Assignment:
Search the material for lines containing the word "date", and copy each one.

Records to process:
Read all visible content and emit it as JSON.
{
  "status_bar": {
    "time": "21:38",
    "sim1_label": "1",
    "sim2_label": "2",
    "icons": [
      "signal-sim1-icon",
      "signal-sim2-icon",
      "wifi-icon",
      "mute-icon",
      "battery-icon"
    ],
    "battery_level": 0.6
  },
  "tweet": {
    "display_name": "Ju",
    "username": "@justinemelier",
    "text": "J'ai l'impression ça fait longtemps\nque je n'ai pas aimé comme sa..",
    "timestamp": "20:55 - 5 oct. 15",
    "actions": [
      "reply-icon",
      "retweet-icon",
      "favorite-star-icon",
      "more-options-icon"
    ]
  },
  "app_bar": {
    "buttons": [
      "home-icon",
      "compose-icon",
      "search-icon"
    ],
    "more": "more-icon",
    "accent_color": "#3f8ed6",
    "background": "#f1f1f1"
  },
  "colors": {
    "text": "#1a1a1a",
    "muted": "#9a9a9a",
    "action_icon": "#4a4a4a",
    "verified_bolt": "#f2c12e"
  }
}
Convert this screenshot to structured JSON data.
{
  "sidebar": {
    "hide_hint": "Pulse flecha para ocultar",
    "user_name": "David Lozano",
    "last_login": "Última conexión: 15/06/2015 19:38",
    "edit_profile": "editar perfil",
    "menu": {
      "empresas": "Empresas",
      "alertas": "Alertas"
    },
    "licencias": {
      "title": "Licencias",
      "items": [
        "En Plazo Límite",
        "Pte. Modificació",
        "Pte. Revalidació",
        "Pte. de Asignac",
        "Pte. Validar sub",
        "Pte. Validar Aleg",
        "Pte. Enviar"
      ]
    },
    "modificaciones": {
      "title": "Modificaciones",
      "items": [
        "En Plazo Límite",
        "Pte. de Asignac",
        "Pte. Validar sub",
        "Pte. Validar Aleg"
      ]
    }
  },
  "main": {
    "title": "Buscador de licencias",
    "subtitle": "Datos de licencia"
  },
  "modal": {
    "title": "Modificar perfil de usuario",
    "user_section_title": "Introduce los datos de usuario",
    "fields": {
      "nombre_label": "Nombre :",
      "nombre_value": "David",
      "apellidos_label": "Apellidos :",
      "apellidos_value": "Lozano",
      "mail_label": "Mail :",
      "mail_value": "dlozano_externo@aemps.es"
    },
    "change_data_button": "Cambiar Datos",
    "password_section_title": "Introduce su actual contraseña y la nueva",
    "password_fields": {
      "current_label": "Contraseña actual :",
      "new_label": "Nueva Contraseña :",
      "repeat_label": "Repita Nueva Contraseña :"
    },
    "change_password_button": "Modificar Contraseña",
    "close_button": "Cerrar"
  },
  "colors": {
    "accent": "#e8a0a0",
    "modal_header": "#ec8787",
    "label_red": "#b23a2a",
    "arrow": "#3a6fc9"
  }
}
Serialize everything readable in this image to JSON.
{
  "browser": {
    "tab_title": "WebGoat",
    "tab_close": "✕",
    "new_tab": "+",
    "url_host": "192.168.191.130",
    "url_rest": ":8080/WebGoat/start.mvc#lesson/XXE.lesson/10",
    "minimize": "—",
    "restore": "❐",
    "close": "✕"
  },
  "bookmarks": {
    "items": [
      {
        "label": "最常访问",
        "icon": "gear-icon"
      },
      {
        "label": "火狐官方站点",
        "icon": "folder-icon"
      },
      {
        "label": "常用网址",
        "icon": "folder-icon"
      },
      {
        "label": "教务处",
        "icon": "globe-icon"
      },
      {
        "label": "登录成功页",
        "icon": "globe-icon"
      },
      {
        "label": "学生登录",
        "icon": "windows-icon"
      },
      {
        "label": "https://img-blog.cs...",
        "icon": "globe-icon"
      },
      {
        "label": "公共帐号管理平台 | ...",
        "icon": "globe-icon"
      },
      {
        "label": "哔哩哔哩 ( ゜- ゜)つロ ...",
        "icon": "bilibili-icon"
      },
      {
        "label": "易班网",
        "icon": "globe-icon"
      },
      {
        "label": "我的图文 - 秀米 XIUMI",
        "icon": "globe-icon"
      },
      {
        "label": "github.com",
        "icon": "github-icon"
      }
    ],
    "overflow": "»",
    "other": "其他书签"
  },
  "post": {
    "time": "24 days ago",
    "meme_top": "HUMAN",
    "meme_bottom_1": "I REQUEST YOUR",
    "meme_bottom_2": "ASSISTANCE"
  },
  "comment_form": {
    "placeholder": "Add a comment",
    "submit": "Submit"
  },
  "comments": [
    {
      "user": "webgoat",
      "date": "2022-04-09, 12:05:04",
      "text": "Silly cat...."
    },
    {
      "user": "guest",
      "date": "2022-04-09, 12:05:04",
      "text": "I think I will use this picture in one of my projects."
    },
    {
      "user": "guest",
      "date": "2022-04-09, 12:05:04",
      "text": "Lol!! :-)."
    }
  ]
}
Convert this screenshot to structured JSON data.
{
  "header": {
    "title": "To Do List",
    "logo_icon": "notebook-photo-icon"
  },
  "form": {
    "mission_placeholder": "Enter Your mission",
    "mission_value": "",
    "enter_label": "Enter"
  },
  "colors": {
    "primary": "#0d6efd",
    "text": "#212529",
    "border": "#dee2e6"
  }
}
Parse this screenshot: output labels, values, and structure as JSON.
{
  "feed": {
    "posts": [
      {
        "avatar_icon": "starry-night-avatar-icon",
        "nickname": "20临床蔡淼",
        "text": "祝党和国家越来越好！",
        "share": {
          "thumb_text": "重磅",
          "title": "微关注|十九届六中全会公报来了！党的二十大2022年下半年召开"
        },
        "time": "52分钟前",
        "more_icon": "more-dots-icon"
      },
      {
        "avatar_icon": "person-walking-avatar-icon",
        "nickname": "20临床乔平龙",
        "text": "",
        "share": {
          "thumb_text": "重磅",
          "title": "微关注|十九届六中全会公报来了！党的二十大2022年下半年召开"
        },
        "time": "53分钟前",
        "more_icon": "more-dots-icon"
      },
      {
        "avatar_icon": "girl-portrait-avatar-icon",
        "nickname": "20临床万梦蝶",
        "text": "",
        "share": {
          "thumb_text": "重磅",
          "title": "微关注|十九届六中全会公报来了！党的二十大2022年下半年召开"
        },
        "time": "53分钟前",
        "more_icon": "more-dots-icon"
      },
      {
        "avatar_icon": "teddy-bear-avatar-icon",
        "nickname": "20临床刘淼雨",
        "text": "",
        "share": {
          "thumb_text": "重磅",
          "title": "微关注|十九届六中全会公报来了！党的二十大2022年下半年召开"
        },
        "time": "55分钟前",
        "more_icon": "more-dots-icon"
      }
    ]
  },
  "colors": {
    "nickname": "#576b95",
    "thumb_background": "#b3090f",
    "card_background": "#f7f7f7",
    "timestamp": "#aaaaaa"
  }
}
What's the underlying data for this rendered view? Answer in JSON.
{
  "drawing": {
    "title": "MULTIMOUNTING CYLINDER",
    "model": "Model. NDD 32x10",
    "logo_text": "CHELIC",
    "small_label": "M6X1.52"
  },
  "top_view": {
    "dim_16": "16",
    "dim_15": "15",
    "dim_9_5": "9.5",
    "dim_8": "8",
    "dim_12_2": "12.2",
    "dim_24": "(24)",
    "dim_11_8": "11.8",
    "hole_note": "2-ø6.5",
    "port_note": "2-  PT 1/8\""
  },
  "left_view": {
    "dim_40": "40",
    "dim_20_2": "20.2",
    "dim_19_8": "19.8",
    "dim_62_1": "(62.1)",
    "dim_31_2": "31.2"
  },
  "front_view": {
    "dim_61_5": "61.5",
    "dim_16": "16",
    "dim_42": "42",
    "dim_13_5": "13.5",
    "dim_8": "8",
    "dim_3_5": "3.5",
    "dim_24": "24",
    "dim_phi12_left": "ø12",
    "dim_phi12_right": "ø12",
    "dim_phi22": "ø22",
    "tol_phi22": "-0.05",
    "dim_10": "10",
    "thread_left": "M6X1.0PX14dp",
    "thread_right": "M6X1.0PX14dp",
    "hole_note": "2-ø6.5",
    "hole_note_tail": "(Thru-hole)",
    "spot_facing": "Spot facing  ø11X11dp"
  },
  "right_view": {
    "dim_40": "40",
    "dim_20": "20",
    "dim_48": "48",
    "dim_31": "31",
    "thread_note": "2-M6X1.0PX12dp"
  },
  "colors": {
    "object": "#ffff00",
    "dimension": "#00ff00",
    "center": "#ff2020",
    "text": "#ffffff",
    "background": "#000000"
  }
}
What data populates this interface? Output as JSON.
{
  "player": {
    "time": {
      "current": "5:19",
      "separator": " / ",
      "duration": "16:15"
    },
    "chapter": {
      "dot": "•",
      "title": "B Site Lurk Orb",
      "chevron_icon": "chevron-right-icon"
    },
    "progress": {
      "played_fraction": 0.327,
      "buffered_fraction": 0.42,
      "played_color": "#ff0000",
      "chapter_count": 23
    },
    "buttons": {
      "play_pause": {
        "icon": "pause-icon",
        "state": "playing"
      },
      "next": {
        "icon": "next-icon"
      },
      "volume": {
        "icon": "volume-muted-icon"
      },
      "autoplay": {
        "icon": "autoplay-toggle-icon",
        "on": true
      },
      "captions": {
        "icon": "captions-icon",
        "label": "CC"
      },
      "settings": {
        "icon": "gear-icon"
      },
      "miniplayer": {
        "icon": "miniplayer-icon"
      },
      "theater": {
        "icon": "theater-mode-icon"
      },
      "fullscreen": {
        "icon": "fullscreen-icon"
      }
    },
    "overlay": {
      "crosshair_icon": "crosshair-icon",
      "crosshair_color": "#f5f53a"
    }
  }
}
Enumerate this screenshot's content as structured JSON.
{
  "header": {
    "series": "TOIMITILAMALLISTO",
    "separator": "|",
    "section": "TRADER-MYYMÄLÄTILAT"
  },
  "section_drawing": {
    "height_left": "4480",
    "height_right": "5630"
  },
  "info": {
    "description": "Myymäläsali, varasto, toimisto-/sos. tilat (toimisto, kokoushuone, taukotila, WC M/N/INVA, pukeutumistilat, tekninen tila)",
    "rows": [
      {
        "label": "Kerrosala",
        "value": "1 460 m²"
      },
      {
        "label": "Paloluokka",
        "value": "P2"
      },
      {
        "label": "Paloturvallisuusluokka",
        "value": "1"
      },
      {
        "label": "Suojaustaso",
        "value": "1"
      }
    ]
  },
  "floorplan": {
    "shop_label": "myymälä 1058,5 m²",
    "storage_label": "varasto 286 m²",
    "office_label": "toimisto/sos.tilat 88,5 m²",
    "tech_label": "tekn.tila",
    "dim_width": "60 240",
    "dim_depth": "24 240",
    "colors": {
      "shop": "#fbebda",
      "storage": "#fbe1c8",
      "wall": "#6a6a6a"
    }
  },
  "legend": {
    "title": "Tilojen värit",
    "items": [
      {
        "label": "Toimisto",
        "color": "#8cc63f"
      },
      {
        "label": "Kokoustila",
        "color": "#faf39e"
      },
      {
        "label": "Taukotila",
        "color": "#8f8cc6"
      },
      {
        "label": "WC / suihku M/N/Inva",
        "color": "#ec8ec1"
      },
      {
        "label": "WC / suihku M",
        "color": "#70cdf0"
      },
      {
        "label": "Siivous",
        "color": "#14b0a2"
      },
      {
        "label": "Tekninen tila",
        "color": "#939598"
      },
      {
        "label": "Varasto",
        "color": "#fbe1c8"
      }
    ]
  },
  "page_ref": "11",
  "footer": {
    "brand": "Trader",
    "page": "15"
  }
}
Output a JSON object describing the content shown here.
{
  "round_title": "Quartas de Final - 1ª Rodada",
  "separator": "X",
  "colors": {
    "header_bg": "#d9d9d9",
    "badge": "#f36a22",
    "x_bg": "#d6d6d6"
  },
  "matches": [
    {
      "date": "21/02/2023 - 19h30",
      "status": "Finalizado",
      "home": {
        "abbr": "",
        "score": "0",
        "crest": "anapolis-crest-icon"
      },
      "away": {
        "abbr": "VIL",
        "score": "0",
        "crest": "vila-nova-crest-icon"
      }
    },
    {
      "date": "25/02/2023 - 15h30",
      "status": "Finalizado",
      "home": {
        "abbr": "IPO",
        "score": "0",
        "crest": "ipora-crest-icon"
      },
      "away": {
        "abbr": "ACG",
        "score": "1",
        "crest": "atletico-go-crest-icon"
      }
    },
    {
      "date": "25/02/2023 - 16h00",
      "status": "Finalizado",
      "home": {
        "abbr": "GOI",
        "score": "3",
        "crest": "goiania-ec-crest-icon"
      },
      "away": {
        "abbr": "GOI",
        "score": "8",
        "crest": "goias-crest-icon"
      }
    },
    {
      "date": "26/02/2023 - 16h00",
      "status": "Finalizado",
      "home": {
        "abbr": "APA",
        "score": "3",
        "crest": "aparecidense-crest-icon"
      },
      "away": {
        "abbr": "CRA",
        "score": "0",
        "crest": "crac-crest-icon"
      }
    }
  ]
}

Response area:
      "date": "2022-04-09, 12:05:04",
      "date": "2022-04-09, 12:05:04",
      "date": "2022-04-09, 12:05:04",
      "date": "21/02/2023 - 19h30",
      "date": "25/02/2023 - 15h30",
      "date": "25/02/2023 - 16h00",
      "date": "26/02/2023 - 16h00",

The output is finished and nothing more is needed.